PARIS: Researchers announced Wednesday (Thursday in Manila) the stunning discovery of seven Earth-like planets orbiting a small star in our galaxy, opening up the most promising hunting ground so far for life beyond the Solar System.
All seven roughly match the size and mass of our own planet and are almost certainly rocky, and three are perfectly perched to harbor life-nurturing oceans of water, they reported in the journal Nature.
Most critically, their proximity to Earth and the dimness of their red dwarf star, called Trappist-1, will allow astronomers to parse each one’s atmosphere in search of chemical signatures of biological activity.
“We have made a crucial step towards finding life out there,” said co-author Amaury Triaud, a scientist at the University of Cambridge.

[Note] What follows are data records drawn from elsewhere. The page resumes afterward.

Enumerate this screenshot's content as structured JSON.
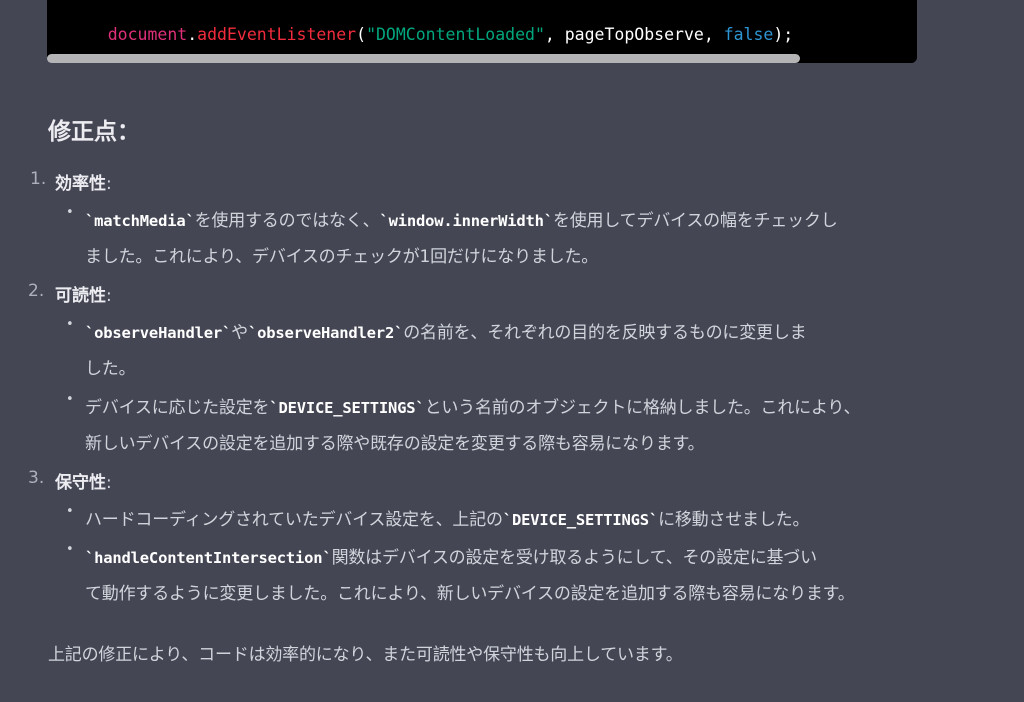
{
  "code": {
    "tokens": [
      {
        "text": "document",
        "cls": "tok-obj"
      },
      {
        "text": ".",
        "cls": "tok-plain"
      },
      {
        "text": "addEventListener",
        "cls": "tok-fn"
      },
      {
        "text": "(",
        "cls": "tok-plain"
      },
      {
        "text": "\"DOMContentLoaded\"",
        "cls": "tok-str"
      },
      {
        "text": ", pageTopObserve, ",
        "cls": "tok-plain"
      },
      {
        "text": "false",
        "cls": "tok-bool"
      },
      {
        "text": ");",
        "cls": "tok-plain"
      }
    ]
  },
  "heading": "修正点：",
  "sections": [
    {
      "num": "1.",
      "title": "効率性",
      "colon": ":",
      "b1": {
        "l1_code1": "matchMedia",
        "l1_t1": "を使用するのではなく、",
        "l1_code2": "window.innerWidth",
        "l1_t2": "を使用してデバイスの幅をチェックし",
        "l2": "ました。これにより、デバイスのチェックが1回だけになりました。"
      }
    },
    {
      "num": "2.",
      "title": "可読性",
      "colon": ":",
      "b1": {
        "l1_code1": "observeHandler",
        "l1_t1": "や",
        "l1_code2": "observeHandler2",
        "l1_t2": "の名前を、それぞれの目的を反映するものに変更しま",
        "l2": "した。"
      },
      "b2": {
        "l1_t1": "デバイスに応じた設定を",
        "l1_code1": "DEVICE_SETTINGS",
        "l1_t2": "という名前のオブジェクトに格納しました。これにより、",
        "l2": "新しいデバイスの設定を追加する際や既存の設定を変更する際も容易になります。"
      }
    },
    {
      "num": "3.",
      "title": "保守性",
      "colon": ":",
      "b1": {
        "l1_t1": "ハードコーディングされていたデバイス設定を、上記の",
        "l1_code1": "DEVICE_SETTINGS",
        "l1_t2": "に移動させました。"
      },
      "b2": {
        "l1_code1": "handleContentIntersection",
        "l1_t1": "関数はデバイスの設定を受け取るようにして、その設定に基づい",
        "l2": "て動作するように変更しました。これにより、新しいデバイスの設定を追加する際も容易になります。"
      }
    }
  ],
  "footer": "上記の修正により、コードは効率的になり、また可読性や保守性も向上しています。",
  "ui": {
    "bullet": "•",
    "backtick": "`"
  }
}
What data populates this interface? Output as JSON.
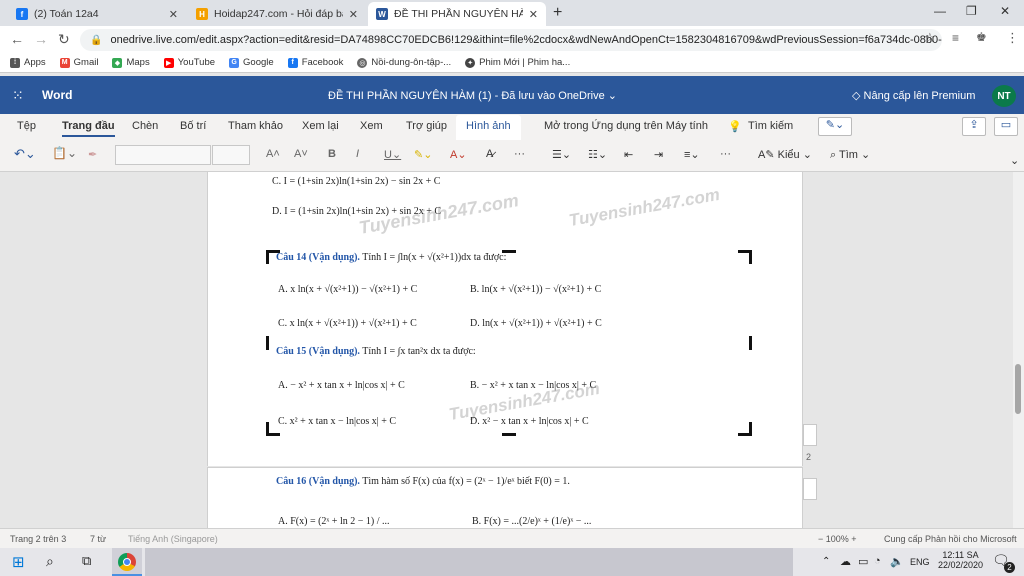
{
  "browser": {
    "tabs": [
      {
        "title": "(2) Toán 12a4",
        "icon": "facebook-icon",
        "color": "#1877f2"
      },
      {
        "title": "Hoidap247.com - Hỏi đáp bài tập",
        "icon": "hoidap-icon",
        "color": "#f4a000"
      },
      {
        "title": "ĐỀ THI PHẦN NGUYÊN HÀM (1).d",
        "icon": "word-icon",
        "color": "#2b579a"
      }
    ],
    "url": "onedrive.live.com/edit.aspx?action=edit&resid=DA74898CC70EDCB6!129&ithint=file%2cdocx&wdNewAndOpenCt=1582304816709&wdPreviousSession=f6a734dc-08b0-4...",
    "bookmarks": [
      {
        "label": "Apps",
        "icon": "apps-grid-icon"
      },
      {
        "label": "Gmail",
        "icon": "gmail-icon"
      },
      {
        "label": "Maps",
        "icon": "maps-icon"
      },
      {
        "label": "YouTube",
        "icon": "youtube-icon"
      },
      {
        "label": "Google",
        "icon": "google-icon"
      },
      {
        "label": "Facebook",
        "icon": "facebook-icon"
      },
      {
        "label": "Nồi-dung-ôn-tập-...",
        "icon": "globe-icon"
      },
      {
        "label": "Phim Mới | Phim ha...",
        "icon": "film-icon"
      }
    ]
  },
  "word": {
    "app_name": "Word",
    "doc_title": "ĐỀ THI PHẦN NGUYÊN HÀM (1)  -  Đã lưu vào OneDrive ⌄",
    "premium": "Nâng cấp lên Premium",
    "avatar": "NT",
    "accent": "#2b579a",
    "ribbon_tabs": [
      "Tệp",
      "Trang đầu",
      "Chèn",
      "Bố trí",
      "Tham khảo",
      "Xem lại",
      "Xem",
      "Trợ giúp",
      "Hình ảnh",
      "Mở trong Ứng dụng trên Máy tính",
      "Tìm kiếm"
    ],
    "ribbon": {
      "styles": "Kiểu",
      "find": "Tìm"
    }
  },
  "doc": {
    "c13": "C. I = (1+sin 2x)ln(1+sin 2x) − sin 2x + C",
    "d13": "D. I = (1+sin 2x)ln(1+sin 2x) + sin 2x + C",
    "q14_head": "Câu 14 (Vận dụng).",
    "q14_body": " Tính  I = ∫ln(x + √(x²+1))dx  ta được:",
    "q14_a": "A.  x ln(x + √(x²+1)) − √(x²+1) + C",
    "q14_b": "B.  ln(x + √(x²+1)) − √(x²+1) + C",
    "q14_c": "C.  x ln(x + √(x²+1)) + √(x²+1) + C",
    "q14_d": "D.  ln(x + √(x²+1)) + √(x²+1) + C",
    "q15_head": "Câu 15 (Vận dụng).",
    "q15_body": " Tính  I = ∫x tan²x dx  ta được:",
    "q15_a": "A. − x² + x tan x + ln|cos x| + C",
    "q15_b": "B. − x² + x tan x − ln|cos x| + C",
    "q15_c": "C.   x² + x tan x − ln|cos x| + C",
    "q15_d": "D.   x² − x tan x + ln|cos x| + C",
    "page_num": "2",
    "q16_head": "Câu 16 (Vận dụng).",
    "q16_body": " Tìm hàm số F(x) của  f(x) = (2ˣ − 1)/eˣ  biết F(0) = 1.",
    "q16_a": "A.  F(x) = (2ˣ + ln 2 − 1) / ...",
    "q16_b": "B.  F(x) = ...(2/e)ˣ + (1/e)ˣ − ...",
    "watermark": "Tuyensinh247.com"
  },
  "status": {
    "page": "Trang 2 trên 3",
    "words": "7 từ",
    "lang": "Tiếng Anh (Singapore)",
    "zoom": "100%",
    "feedback": "Cung cấp Phản hồi cho Microsoft"
  },
  "taskbar": {
    "lang": "ENG",
    "time": "12:11 SA",
    "date": "22/02/2020",
    "notif": "2"
  }
}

“Up to now, I don’t think we have had the right planets to find out,” he said in a press briefing.
“Now we have the right target.”

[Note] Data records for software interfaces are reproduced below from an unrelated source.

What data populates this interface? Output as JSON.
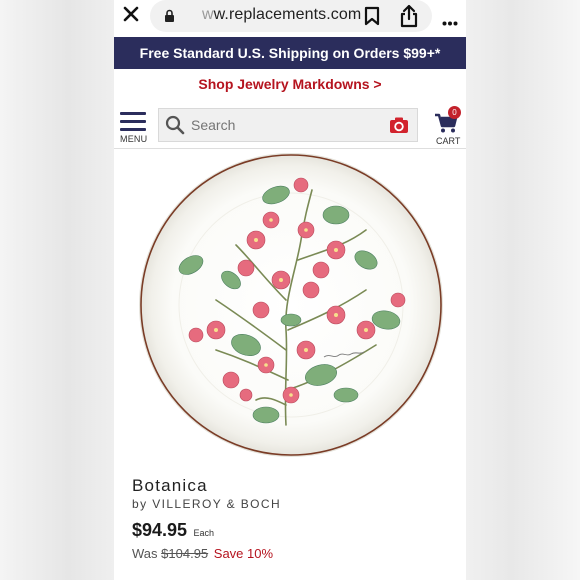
{
  "browser": {
    "url_fade": "w",
    "url_main": "w.replacements.com"
  },
  "banner": {
    "shipping": "Free Standard U.S. Shipping on Orders $99+*"
  },
  "promo": {
    "text": "Shop Jewelry Markdowns >"
  },
  "nav": {
    "menu_label": "MENU",
    "search_placeholder": "Search",
    "cart_count": "0",
    "cart_label": "CART"
  },
  "product": {
    "name": "Botanica",
    "brand": "by VILLEROY & BOCH",
    "price": "$94.95",
    "price_unit": "Each",
    "was_label": "Was",
    "was_price": "$104.95",
    "save_text": "Save 10%"
  },
  "colors": {
    "navy": "#2b2d5c",
    "promo_red": "#b5141f",
    "badge_red": "#c3222c"
  }
}
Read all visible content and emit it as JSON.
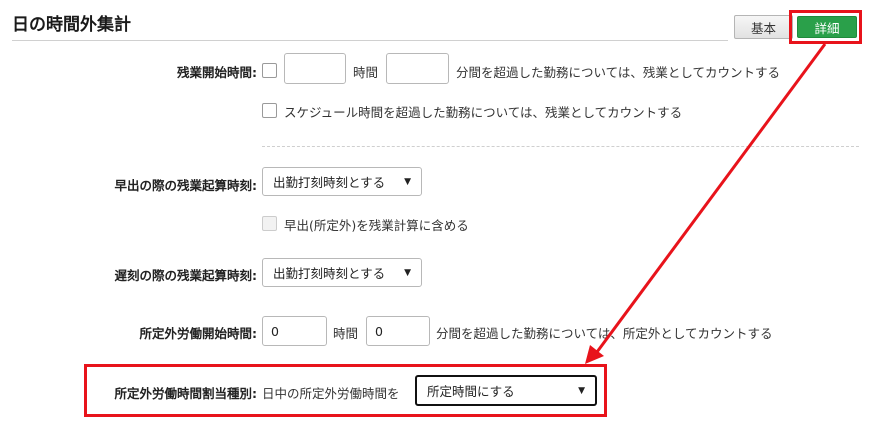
{
  "header": {
    "title": "日の時間外集計",
    "mode_basic_label": "基本",
    "mode_detail_label": "詳細"
  },
  "overtime_start": {
    "label": "残業開始時間:",
    "hours_value": "",
    "hours_unit": "時間",
    "minutes_value": "",
    "minutes_suffix": "分間を超過した勤務については、残業としてカウントする",
    "schedule_option_label": "スケジュール時間を超過した勤務については、残業としてカウントする"
  },
  "early_arrival": {
    "label": "早出の際の残業起算時刻:",
    "selected": "出勤打刻時刻とする",
    "include_checkbox_label": "早出(所定外)を残業計算に含める"
  },
  "late_arrival": {
    "label": "遅刻の際の残業起算時刻:",
    "selected": "出勤打刻時刻とする"
  },
  "nonscheduled_start": {
    "label": "所定外労働開始時間:",
    "hours_value": "0",
    "hours_unit": "時間",
    "minutes_value": "0",
    "minutes_suffix": "分間を超過した勤務については、所定外としてカウントする"
  },
  "nonscheduled_allocation": {
    "label": "所定外労働時間割当種別:",
    "prefix": "日中の所定外労働時間を",
    "selected": "所定時間にする"
  },
  "annotation": {
    "color": "#e8131b"
  }
}
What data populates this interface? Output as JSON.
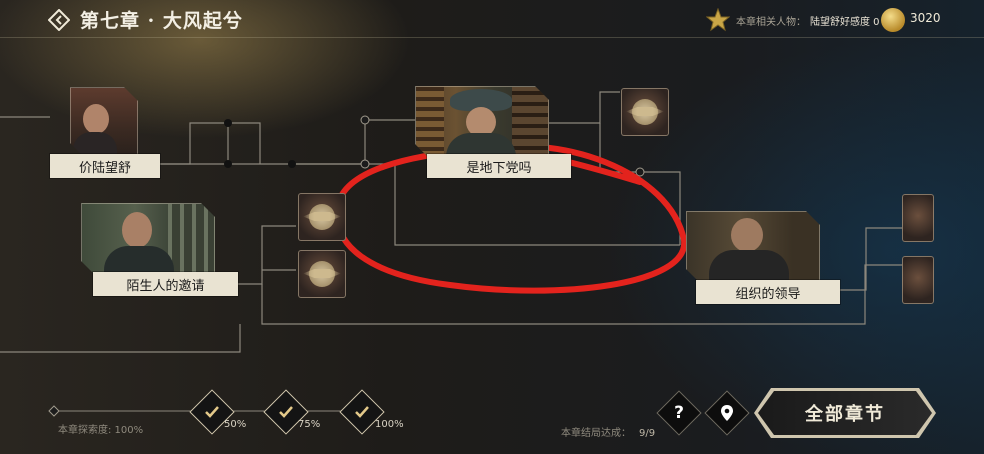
{
  "header": {
    "chapter_title": "第七章 · 大风起兮",
    "related_label": "本章相关人物：",
    "related_value": "陆望舒好感度 0",
    "coins": "3020"
  },
  "nodes": {
    "price": "价陆望舒",
    "underground": "是地下党吗",
    "stranger": "陌生人的邀请",
    "organization": "组织的领导"
  },
  "footer": {
    "exploration_label": "本章探索度: 100%",
    "milestones": [
      "50%",
      "75%",
      "100%"
    ],
    "endings_label": "本章结局达成：",
    "endings_value": "9/9",
    "help_glyph": "?",
    "all_chapters": "全部章节"
  },
  "colors": {
    "annotation_red": "#e3231d",
    "label_bg": "#e9e3d2"
  }
}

The Trappist-1 system, a mere 39 light years distant, has the largest number of Earth-sized planets known to orbit a single star.

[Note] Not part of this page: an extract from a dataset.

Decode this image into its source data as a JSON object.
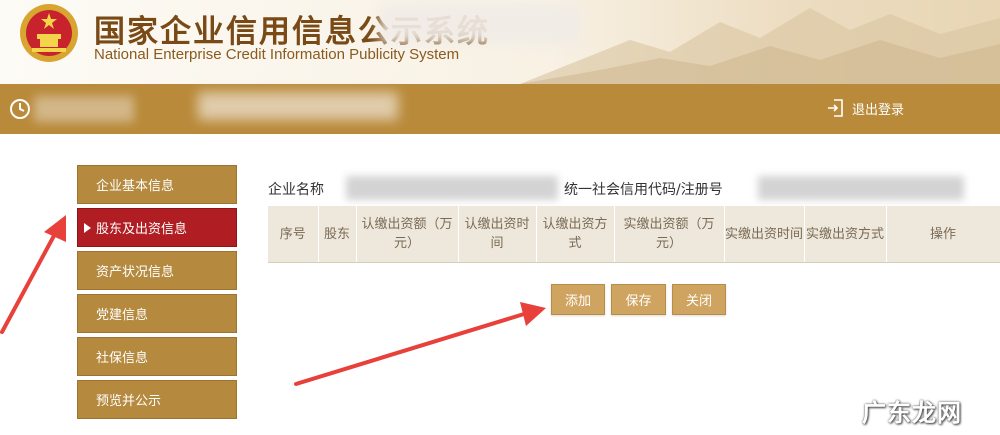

It also has the most within the so-called “temperate zone” – not so hot that water evaporates, nor so cold that it freezes rock-solid.
The discovery adds to growing evidence that our home galaxy, the Milky Way, may be populated with tens of billions of worlds not unlike our own – far more than previously suspected.
Remarkably, professional stargazers may simply have been looking in the wrong place.
“The great idea of this approach was to study planets around the smallest stars of the galaxy, and close to us,” said lead author Michael Gillon, a professor at the University of Liege in Belgium.
‘Ultracool’ dwarf star
“That is something nobody did before us – most astronomers were focused on stars like our Sun,” he told journalists ahead of publication.
Gillon and his team began to track Trappist-1 – a so-called “ultracool” dwarf star with less than 10 percent the mass of the Sun – with a dedicated telescope in 2010, and reported last year on three planets in its orbit.
They detected the invisible exoplanets using the so-called “transit” method: when an orbiting world passes between a star and an astronomer peering through a telescope, it dims the starlight by a tiny but measurable amount.
Compared to the distance between our Sun and its planets, the Trappist-1 family is very tightly bunched.
Indeed, the dwarf star and its seven satellites – with orbits ranging from 1.5 to 12 days – would all fit comfortably in the distance between the Sun and its closest planet, Mercury.